# Task input
((

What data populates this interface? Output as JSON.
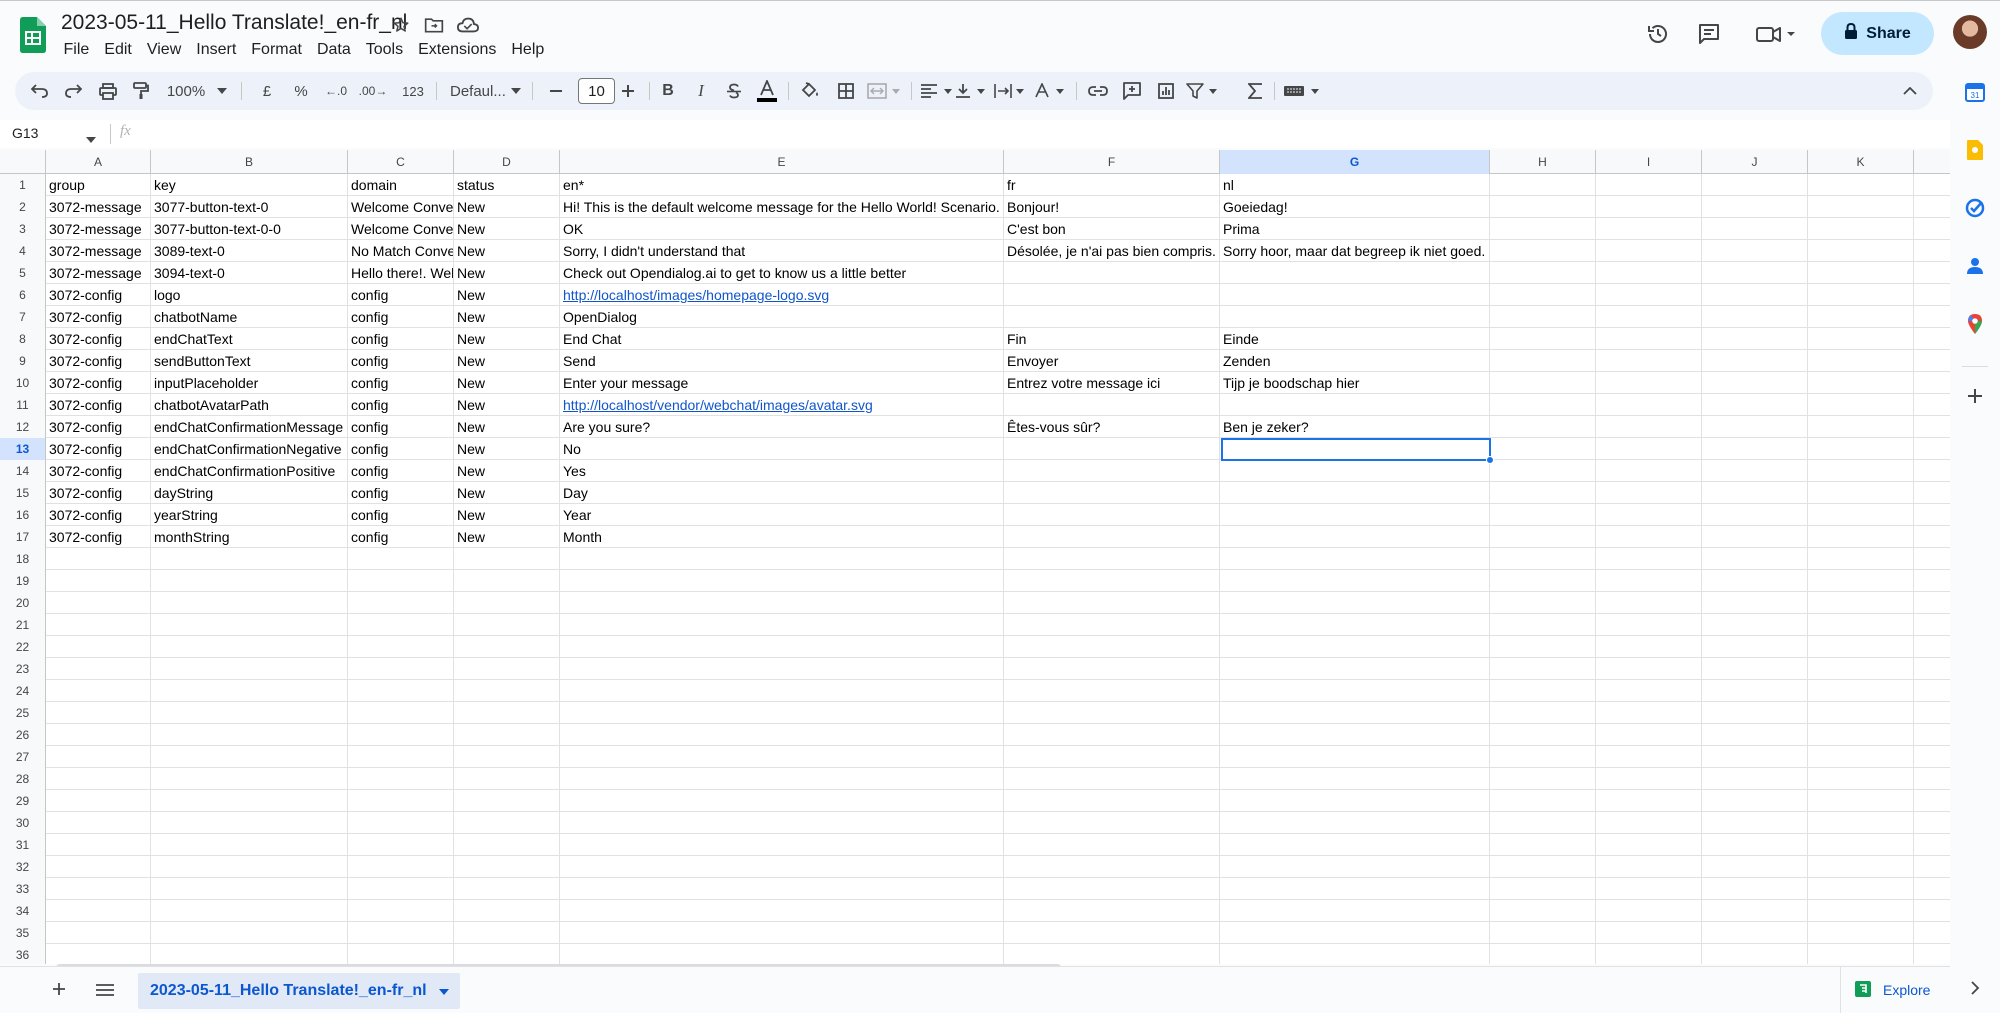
{
  "doc": {
    "title": "2023-05-11_Hello Translate!_en-fr_nl",
    "menu": [
      "File",
      "Edit",
      "View",
      "Insert",
      "Format",
      "Data",
      "Tools",
      "Extensions",
      "Help"
    ],
    "share_label": "Share"
  },
  "toolbar": {
    "zoom": "100%",
    "currency": "£",
    "percent": "%",
    "dec_decrease": ".0",
    "dec_increase": ".00",
    "number_format": "123",
    "font": "Defaul...",
    "font_size": "10",
    "bold": "B",
    "italic": "I"
  },
  "formula_bar": {
    "name_box": "G13",
    "fx": "fx",
    "value": ""
  },
  "columns": [
    "A",
    "B",
    "C",
    "D",
    "E",
    "F",
    "G",
    "H",
    "I",
    "J",
    "K"
  ],
  "selected_column": "G",
  "selected_row": 13,
  "rows": [
    {
      "n": "1",
      "cells": [
        "group",
        "key",
        "domain",
        "status",
        "en*",
        "fr",
        "nl"
      ]
    },
    {
      "n": "2",
      "cells": [
        "3072-message",
        "3077-button-text-0",
        "Welcome Conve",
        "New",
        "Hi! This is the default welcome message for the Hello World! Scenario.",
        "Bonjour!",
        "Goeiedag!"
      ]
    },
    {
      "n": "3",
      "cells": [
        "3072-message",
        "3077-button-text-0-0",
        "Welcome Conve",
        "New",
        "OK",
        "C'est bon",
        "Prima"
      ]
    },
    {
      "n": "4",
      "cells": [
        "3072-message",
        "3089-text-0",
        "No Match Conve",
        "New",
        "Sorry, I didn't understand that",
        "Désolée, je n'ai pas bien compris.",
        "Sorry hoor, maar dat begreep ik niet goed."
      ]
    },
    {
      "n": "5",
      "cells": [
        "3072-message",
        "3094-text-0",
        "Hello there!. Wel",
        "New",
        "Check out Opendialog.ai to get to know us a little better",
        "",
        ""
      ]
    },
    {
      "n": "6",
      "cells": [
        "3072-config",
        "logo",
        "config",
        "New",
        "http://localhost/images/homepage-logo.svg",
        "",
        ""
      ]
    },
    {
      "n": "7",
      "cells": [
        "3072-config",
        "chatbotName",
        "config",
        "New",
        "OpenDialog",
        "",
        ""
      ]
    },
    {
      "n": "8",
      "cells": [
        "3072-config",
        "endChatText",
        "config",
        "New",
        "End Chat",
        "Fin",
        "Einde"
      ]
    },
    {
      "n": "9",
      "cells": [
        "3072-config",
        "sendButtonText",
        "config",
        "New",
        "Send",
        "Envoyer",
        "Zenden"
      ]
    },
    {
      "n": "10",
      "cells": [
        "3072-config",
        "inputPlaceholder",
        "config",
        "New",
        "Enter your message",
        "Entrez votre message ici",
        "Tijp je boodschap hier"
      ]
    },
    {
      "n": "11",
      "cells": [
        "3072-config",
        "chatbotAvatarPath",
        "config",
        "New",
        "http://localhost/vendor/webchat/images/avatar.svg",
        "",
        ""
      ]
    },
    {
      "n": "12",
      "cells": [
        "3072-config",
        "endChatConfirmationMessage",
        "config",
        "New",
        "Are you sure?",
        "Êtes-vous sûr?",
        "Ben je zeker?"
      ]
    },
    {
      "n": "13",
      "cells": [
        "3072-config",
        "endChatConfirmationNegative",
        "config",
        "New",
        "No",
        "",
        ""
      ]
    },
    {
      "n": "14",
      "cells": [
        "3072-config",
        "endChatConfirmationPositive",
        "config",
        "New",
        "Yes",
        "",
        ""
      ]
    },
    {
      "n": "15",
      "cells": [
        "3072-config",
        "dayString",
        "config",
        "New",
        "Day",
        "",
        ""
      ]
    },
    {
      "n": "16",
      "cells": [
        "3072-config",
        "yearString",
        "config",
        "New",
        "Year",
        "",
        ""
      ]
    },
    {
      "n": "17",
      "cells": [
        "3072-config",
        "monthString",
        "config",
        "New",
        "Month",
        "",
        ""
      ]
    },
    {
      "n": "18",
      "cells": []
    },
    {
      "n": "19",
      "cells": []
    },
    {
      "n": "20",
      "cells": []
    },
    {
      "n": "21",
      "cells": []
    },
    {
      "n": "22",
      "cells": []
    },
    {
      "n": "23",
      "cells": []
    },
    {
      "n": "24",
      "cells": []
    },
    {
      "n": "25",
      "cells": []
    },
    {
      "n": "26",
      "cells": []
    },
    {
      "n": "27",
      "cells": []
    },
    {
      "n": "28",
      "cells": []
    },
    {
      "n": "29",
      "cells": []
    },
    {
      "n": "30",
      "cells": []
    },
    {
      "n": "31",
      "cells": []
    },
    {
      "n": "32",
      "cells": []
    },
    {
      "n": "33",
      "cells": []
    },
    {
      "n": "34",
      "cells": []
    },
    {
      "n": "35",
      "cells": []
    },
    {
      "n": "36",
      "cells": []
    }
  ],
  "link_cells": [
    "6:4",
    "11:4"
  ],
  "sheet_tab": "2023-05-11_Hello Translate!_en-fr_nl",
  "explore_label": "Explore",
  "colors": {
    "accent": "#0b57d0",
    "share_bg": "#c2e7ff",
    "selection": "#1a73e8",
    "sheets_green": "#0f9d58"
  }
}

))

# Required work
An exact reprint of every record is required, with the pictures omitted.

# Solution to the problem
What data populates this interface? Output as JSON.
{
  "doc": {
    "title": "2023-05-11_Hello Translate!_en-fr_nl",
    "menu": [
      "File",
      "Edit",
      "View",
      "Insert",
      "Format",
      "Data",
      "Tools",
      "Extensions",
      "Help"
    ],
    "share_label": "Share"
  },
  "toolbar": {
    "zoom": "100%",
    "currency": "£",
    "percent": "%",
    "dec_decrease": ".0",
    "dec_increase": ".00",
    "number_format": "123",
    "font": "Defaul...",
    "font_size": "10",
    "bold": "B",
    "italic": "I"
  },
  "formula_bar": {
    "name_box": "G13",
    "fx": "fx",
    "value": ""
  },
  "columns": [
    "A",
    "B",
    "C",
    "D",
    "E",
    "F",
    "G",
    "H",
    "I",
    "J",
    "K"
  ],
  "selected_column": "G",
  "selected_row": 13,
  "rows": [
    {
      "n": "1",
      "cells": [
        "group",
        "key",
        "domain",
        "status",
        "en*",
        "fr",
        "nl"
      ]
    },
    {
      "n": "2",
      "cells": [
        "3072-message",
        "3077-button-text-0",
        "Welcome Conve",
        "New",
        "Hi! This is the default welcome message for the Hello World! Scenario.",
        "Bonjour!",
        "Goeiedag!"
      ]
    },
    {
      "n": "3",
      "cells": [
        "3072-message",
        "3077-button-text-0-0",
        "Welcome Conve",
        "New",
        "OK",
        "C'est bon",
        "Prima"
      ]
    },
    {
      "n": "4",
      "cells": [
        "3072-message",
        "3089-text-0",
        "No Match Conve",
        "New",
        "Sorry, I didn't understand that",
        "Désolée, je n'ai pas bien compris.",
        "Sorry hoor, maar dat begreep ik niet goed."
      ]
    },
    {
      "n": "5",
      "cells": [
        "3072-message",
        "3094-text-0",
        "Hello there!. Wel",
        "New",
        "Check out Opendialog.ai to get to know us a little better",
        "",
        ""
      ]
    },
    {
      "n": "6",
      "cells": [
        "3072-config",
        "logo",
        "config",
        "New",
        "http://localhost/images/homepage-logo.svg",
        "",
        ""
      ]
    },
    {
      "n": "7",
      "cells": [
        "3072-config",
        "chatbotName",
        "config",
        "New",
        "OpenDialog",
        "",
        ""
      ]
    },
    {
      "n": "8",
      "cells": [
        "3072-config",
        "endChatText",
        "config",
        "New",
        "End Chat",
        "Fin",
        "Einde"
      ]
    },
    {
      "n": "9",
      "cells": [
        "3072-config",
        "sendButtonText",
        "config",
        "New",
        "Send",
        "Envoyer",
        "Zenden"
      ]
    },
    {
      "n": "10",
      "cells": [
        "3072-config",
        "inputPlaceholder",
        "config",
        "New",
        "Enter your message",
        "Entrez votre message ici",
        "Tijp je boodschap hier"
      ]
    },
    {
      "n": "11",
      "cells": [
        "3072-config",
        "chatbotAvatarPath",
        "config",
        "New",
        "http://localhost/vendor/webchat/images/avatar.svg",
        "",
        ""
      ]
    },
    {
      "n": "12",
      "cells": [
        "3072-config",
        "endChatConfirmationMessage",
        "config",
        "New",
        "Are you sure?",
        "Êtes-vous sûr?",
        "Ben je zeker?"
      ]
    },
    {
      "n": "13",
      "cells": [
        "3072-config",
        "endChatConfirmationNegative",
        "config",
        "New",
        "No",
        "",
        ""
      ]
    },
    {
      "n": "14",
      "cells": [
        "3072-config",
        "endChatConfirmationPositive",
        "config",
        "New",
        "Yes",
        "",
        ""
      ]
    },
    {
      "n": "15",
      "cells": [
        "3072-config",
        "dayString",
        "config",
        "New",
        "Day",
        "",
        ""
      ]
    },
    {
      "n": "16",
      "cells": [
        "3072-config",
        "yearString",
        "config",
        "New",
        "Year",
        "",
        ""
      ]
    },
    {
      "n": "17",
      "cells": [
        "3072-config",
        "monthString",
        "config",
        "New",
        "Month",
        "",
        ""
      ]
    },
    {
      "n": "18",
      "cells": []
    },
    {
      "n": "19",
      "cells": []
    },
    {
      "n": "20",
      "cells": []
    },
    {
      "n": "21",
      "cells": []
    },
    {
      "n": "22",
      "cells": []
    },
    {
      "n": "23",
      "cells": []
    },
    {
      "n": "24",
      "cells": []
    },
    {
      "n": "25",
      "cells": []
    },
    {
      "n": "26",
      "cells": []
    },
    {
      "n": "27",
      "cells": []
    },
    {
      "n": "28",
      "cells": []
    },
    {
      "n": "29",
      "cells": []
    },
    {
      "n": "30",
      "cells": []
    },
    {
      "n": "31",
      "cells": []
    },
    {
      "n": "32",
      "cells": []
    },
    {
      "n": "33",
      "cells": []
    },
    {
      "n": "34",
      "cells": []
    },
    {
      "n": "35",
      "cells": []
    },
    {
      "n": "36",
      "cells": []
    }
  ],
  "link_cells": [
    "6:4",
    "11:4"
  ],
  "sheet_tab": "2023-05-11_Hello Translate!_en-fr_nl",
  "explore_label": "Explore",
  "colors": {
    "accent": "#0b57d0",
    "share_bg": "#c2e7ff",
    "selection": "#1a73e8",
    "sheets_green": "#0f9d58"
  }
}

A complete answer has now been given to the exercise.